Solar farm projects are ramping up in Nova Scotia and New Brunswick, including three in small towns aiming to become the first net-zero communities in Canada powered completely by renewable energy.
Together the solar farms in Berwick, Mahone Bay and Antigonish will produce about 10 gigawatt hours of clean energy – enough energy to power 1,000 homes per year.
Construction on those three is set to begin this fall, with the total cost expected to be $22.5 million. The federal and provincial governments are joining the municipalities to cover the cost.
“We are thrilled to have all three levels of government investing together in the community solar gardens. This project highlights the unique leadership role that municipalities can play in the clean energy transition,” said Sean Fleming of the Alternative Resource Energy Authority, which will lead the projects.
The authority – formed by Antigonish, Berwick and Mahone Bay to reduce their energy costs and environmental impact – owns and operates the 10-turbine, 23.5 megawatt Ellershouse Wind Farm in Windsor-West Hants.
According to a provincial government press release, the three communities “aim to be the first net-zero emissions communities in Canada powered by 100 per cent renewable energy.”
Meanwhile, Nova Scotia Power has announced it is joining with Natural Forces Solar to develop its first community solar garden in Amherst, producing enough electricity to power about 240 homes. Already under construction, it is expected to be fully operational this fall.
“Our customers have been telling us they want a cleaner energy future and they want us to do our part to reduce greenhouse gas emissions. As well, the province has told us they want us to be 80 per cent renewable by 2030,” said Shawn Connell, director of customer solutions for Nova Scotia Power. “This project is an example of us taking that step forward and offering customers a different renewable energy project.”
As well, NB Power has engaged The Smart Energy Company, a Saint John-area firm, to help it develop the first utility-scale solar farm in Atlantic Canada, with more than 4,000 panels.

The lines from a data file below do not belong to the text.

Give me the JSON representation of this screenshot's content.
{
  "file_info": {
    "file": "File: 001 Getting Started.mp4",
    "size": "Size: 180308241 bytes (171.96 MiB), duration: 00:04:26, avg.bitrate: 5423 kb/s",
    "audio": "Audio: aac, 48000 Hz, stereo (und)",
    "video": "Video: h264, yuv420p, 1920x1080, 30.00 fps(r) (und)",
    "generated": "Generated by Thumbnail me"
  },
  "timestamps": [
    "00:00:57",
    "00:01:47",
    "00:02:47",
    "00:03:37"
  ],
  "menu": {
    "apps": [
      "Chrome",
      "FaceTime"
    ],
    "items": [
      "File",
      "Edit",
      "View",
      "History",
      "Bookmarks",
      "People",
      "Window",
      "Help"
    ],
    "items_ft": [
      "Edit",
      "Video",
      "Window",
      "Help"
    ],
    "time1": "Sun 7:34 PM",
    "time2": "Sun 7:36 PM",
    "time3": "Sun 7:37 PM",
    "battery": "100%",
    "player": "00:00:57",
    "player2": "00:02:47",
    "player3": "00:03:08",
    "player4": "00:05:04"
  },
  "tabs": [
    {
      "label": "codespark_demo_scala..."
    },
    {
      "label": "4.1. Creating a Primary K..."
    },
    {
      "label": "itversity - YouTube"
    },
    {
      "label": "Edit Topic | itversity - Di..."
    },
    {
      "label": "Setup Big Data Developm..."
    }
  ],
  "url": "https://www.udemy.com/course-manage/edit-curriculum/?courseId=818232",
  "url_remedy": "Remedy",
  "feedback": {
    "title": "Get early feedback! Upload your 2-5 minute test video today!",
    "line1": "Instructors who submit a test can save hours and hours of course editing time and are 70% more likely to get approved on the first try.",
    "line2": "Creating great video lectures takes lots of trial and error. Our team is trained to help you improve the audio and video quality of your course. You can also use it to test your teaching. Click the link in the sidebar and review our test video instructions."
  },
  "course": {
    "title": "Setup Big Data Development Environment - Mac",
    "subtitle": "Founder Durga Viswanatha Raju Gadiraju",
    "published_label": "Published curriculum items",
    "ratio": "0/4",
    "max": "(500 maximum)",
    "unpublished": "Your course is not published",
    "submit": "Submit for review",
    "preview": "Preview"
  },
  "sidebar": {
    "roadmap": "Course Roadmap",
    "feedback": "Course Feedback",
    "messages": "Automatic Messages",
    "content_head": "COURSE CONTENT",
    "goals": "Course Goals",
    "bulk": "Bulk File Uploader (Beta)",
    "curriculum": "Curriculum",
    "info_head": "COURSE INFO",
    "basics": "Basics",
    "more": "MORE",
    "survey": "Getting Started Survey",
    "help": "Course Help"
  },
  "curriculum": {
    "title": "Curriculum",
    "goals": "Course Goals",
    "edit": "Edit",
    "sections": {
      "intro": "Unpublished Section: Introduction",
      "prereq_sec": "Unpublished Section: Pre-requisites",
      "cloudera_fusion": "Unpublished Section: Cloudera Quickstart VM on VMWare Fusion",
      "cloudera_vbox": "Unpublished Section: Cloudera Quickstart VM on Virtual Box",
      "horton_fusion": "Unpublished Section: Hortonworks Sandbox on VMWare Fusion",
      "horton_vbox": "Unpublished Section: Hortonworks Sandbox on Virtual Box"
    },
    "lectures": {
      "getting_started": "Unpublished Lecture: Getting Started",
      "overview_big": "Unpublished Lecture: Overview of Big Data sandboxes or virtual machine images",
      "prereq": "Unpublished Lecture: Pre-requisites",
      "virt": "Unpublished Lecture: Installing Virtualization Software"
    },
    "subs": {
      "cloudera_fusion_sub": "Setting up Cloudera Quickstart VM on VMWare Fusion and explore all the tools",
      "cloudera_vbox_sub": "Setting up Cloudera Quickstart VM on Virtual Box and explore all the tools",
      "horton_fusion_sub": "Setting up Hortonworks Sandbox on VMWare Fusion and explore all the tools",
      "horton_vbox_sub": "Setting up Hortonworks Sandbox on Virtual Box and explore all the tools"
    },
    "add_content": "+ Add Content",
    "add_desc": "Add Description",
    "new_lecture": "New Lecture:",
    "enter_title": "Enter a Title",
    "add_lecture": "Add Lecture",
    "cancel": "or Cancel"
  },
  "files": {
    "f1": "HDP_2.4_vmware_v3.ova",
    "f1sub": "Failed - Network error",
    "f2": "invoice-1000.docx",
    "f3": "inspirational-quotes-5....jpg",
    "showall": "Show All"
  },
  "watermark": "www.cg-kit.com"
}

“We’re proud to have found a unique New Brunswick company to build the first community solar farm in the province,” said Keith Cronkhite, NB Power’s president and CEO. “Adding renewable energy to our grid is vital to lowering our greenhouse gas emissions as a province and finding the right partner at an affordable price…is an amazing outcome.”
Once installed, the facility in Shediac, N.B. will go through a period of testing and is expected to connect to the NB Power distribution grid in the town early in 2022. It will be the third, and largest, solar installation in Shediac this year as part of Smart Grid Atlantic.